For hook-and-line catch, the estimated weight of each species caught is the product of the estimated number of fish, the mean weight per fish, and the proportion of the catch that is discarded. While these methods provide unbiased estimates of catch, the estimate of at-sea discards relies on the assumption that the proportion of the number of discarded halibut is equal to the proportion of the weight discarded. The Pacific halibut fishery is the only federally managed fishery with a regulatory minimum size limit (32 inches) and this creates a unique data collection issue for observers who collect data from the unsorted (retained and discarded) catch without inferring which fish would be discarded by the vessel. As a result, the assumption that the proportion of halibut discarded by number equals the proportion discarded by weight is not valid and this results in over-estimates of halibut discard within the halibut directed fishery. To correct for this bias, NMFS has developed an analytic (modeled) method to adjust for this bias by adjusting the percentage of halibut retained to reflect the differences in mean weight per fish for retained (and discarded) halibut. In 2022, NMFS published a method to adjust for this bias by adjusting the percentage of halibut retained to reflect the differences in mean weight for retained (and discarded) halibut (Cahalan and Gasper 2022). Data in these tables beginning with 2021 reflect biased-corrected estimates of Pacific halibut discarded in the IFQ halibut fishery. Caution should be exercised when interpreting the results for halibut in the halibut IFQ fishery in these tables for the years prior to 2021.

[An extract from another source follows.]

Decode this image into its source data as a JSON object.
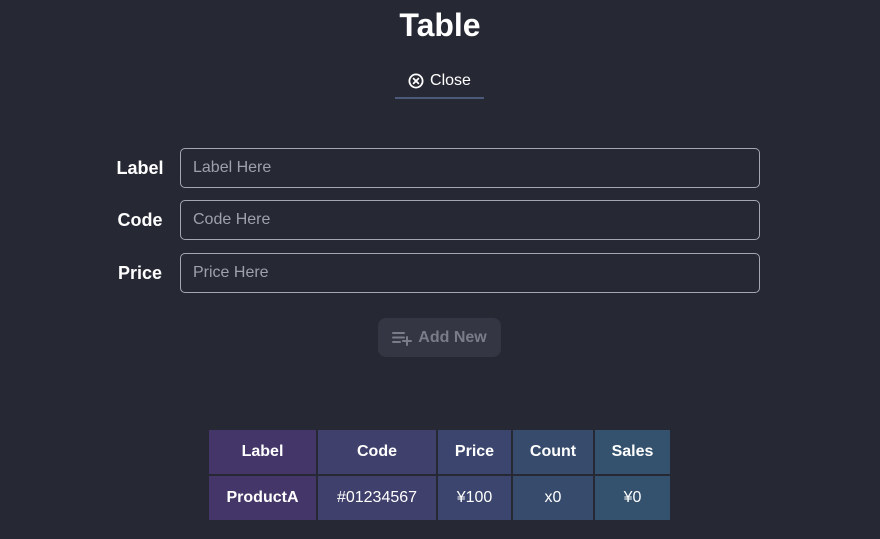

- North Pacific Observer Program Annual Reports
- Cahalan, J., and J. Gasper. 2022. The commercial size limit for the Pacific halibut fishery off Alaska and its relationship to observer-derived estimates of at-sea discard. U. S. Dep. Commer., NOAA Tech. Memo. NMFS-AFSC-432.
- Cahalan, J., J. Mondragon, and J. Gasper. 2014. Catch Sampling and Estimation in the Federal Groundfish Fisheries off Alaska: 2015 Edition. NOAA Tech. Memo. NMFS-AFSC-286, 46 p.
- R Core Team (2017). R: A language and environment for statistical computing. R Foundation for Statistical Computing, Vienna, Austria.